▶ _TASK PROMPT_: In the data below, which lines contain "Weather"? List them by copying each one.
'''
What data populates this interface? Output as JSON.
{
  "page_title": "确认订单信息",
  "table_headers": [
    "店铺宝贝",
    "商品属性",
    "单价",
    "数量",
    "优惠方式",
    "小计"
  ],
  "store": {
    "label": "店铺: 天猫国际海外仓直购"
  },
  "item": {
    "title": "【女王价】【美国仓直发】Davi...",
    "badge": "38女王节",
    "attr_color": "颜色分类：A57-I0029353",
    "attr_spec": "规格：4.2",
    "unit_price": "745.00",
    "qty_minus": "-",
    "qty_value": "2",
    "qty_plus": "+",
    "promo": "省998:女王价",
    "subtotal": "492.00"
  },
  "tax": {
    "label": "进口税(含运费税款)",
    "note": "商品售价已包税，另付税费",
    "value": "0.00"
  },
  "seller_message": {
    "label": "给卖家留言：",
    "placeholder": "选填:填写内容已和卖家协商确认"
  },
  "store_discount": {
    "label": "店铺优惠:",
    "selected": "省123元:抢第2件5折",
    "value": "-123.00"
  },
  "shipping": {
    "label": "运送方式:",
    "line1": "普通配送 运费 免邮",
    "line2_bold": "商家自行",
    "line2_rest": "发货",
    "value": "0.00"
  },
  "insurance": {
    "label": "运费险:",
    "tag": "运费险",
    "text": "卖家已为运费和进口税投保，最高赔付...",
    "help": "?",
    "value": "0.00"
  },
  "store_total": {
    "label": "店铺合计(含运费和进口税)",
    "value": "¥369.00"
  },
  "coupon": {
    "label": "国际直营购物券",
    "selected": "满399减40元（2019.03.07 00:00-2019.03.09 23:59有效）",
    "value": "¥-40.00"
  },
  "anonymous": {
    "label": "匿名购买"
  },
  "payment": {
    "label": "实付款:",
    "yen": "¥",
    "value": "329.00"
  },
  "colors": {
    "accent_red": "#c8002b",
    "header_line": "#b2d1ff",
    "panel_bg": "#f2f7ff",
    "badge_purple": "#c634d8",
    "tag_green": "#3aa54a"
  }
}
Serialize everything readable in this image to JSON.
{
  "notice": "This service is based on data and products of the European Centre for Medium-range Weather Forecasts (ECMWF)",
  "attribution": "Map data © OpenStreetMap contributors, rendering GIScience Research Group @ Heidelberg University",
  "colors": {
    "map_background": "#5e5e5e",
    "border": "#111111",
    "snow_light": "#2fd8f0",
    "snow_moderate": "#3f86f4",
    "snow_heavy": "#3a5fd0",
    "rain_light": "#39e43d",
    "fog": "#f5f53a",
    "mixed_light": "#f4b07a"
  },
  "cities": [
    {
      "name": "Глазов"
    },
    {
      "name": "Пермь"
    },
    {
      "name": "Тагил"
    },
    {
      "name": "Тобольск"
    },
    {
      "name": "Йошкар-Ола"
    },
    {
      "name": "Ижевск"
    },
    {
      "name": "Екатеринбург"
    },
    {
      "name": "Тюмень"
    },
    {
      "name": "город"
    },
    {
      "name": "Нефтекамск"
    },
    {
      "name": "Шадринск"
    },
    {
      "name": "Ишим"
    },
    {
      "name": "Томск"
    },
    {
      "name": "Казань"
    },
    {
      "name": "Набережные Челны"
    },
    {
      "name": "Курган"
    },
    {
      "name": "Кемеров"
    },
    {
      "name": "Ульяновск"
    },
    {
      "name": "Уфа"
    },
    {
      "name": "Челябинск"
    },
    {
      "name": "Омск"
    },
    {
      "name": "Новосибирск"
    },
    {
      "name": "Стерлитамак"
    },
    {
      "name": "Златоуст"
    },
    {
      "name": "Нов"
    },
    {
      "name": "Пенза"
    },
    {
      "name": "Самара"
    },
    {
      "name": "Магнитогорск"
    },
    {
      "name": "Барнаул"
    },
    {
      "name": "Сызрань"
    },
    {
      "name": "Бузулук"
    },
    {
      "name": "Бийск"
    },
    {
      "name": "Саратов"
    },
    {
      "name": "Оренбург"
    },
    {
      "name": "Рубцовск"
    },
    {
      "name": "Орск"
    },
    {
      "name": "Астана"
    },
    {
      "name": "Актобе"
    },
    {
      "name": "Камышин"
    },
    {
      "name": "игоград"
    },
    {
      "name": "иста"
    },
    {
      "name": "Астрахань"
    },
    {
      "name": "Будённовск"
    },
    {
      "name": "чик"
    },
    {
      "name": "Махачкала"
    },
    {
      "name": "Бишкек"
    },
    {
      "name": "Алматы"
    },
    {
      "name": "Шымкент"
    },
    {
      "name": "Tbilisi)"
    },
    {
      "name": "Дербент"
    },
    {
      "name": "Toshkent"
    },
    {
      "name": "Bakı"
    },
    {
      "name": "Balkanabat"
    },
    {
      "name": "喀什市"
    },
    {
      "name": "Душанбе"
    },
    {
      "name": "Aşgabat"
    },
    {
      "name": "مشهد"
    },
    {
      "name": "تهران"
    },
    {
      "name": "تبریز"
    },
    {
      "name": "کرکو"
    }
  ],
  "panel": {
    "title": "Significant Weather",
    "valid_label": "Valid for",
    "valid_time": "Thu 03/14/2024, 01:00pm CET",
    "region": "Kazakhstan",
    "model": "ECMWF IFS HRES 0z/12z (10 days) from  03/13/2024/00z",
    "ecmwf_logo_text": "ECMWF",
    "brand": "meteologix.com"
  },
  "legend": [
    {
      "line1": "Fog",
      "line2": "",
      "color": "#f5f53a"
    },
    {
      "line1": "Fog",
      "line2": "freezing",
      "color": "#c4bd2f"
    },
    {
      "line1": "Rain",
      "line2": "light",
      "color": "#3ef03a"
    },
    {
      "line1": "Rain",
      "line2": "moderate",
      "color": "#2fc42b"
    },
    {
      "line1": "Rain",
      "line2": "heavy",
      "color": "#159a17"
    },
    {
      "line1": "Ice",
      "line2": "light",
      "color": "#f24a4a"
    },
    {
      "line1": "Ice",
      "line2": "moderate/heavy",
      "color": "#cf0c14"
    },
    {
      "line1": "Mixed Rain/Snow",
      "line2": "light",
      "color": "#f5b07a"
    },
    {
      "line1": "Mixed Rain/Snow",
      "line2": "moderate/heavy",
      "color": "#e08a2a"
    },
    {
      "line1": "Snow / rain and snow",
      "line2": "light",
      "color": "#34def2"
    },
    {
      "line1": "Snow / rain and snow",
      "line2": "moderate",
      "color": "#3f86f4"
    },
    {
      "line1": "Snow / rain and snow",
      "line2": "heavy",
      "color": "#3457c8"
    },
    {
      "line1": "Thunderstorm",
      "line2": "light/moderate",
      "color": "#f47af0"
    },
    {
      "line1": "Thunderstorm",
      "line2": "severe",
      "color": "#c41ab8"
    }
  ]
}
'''
▶ _ANSWER BELOW_:
  "notice": "This service is based on data and products of the European Centre for Medium-range Weather Forecasts (ECMWF)",
    "title": "Significant Weather",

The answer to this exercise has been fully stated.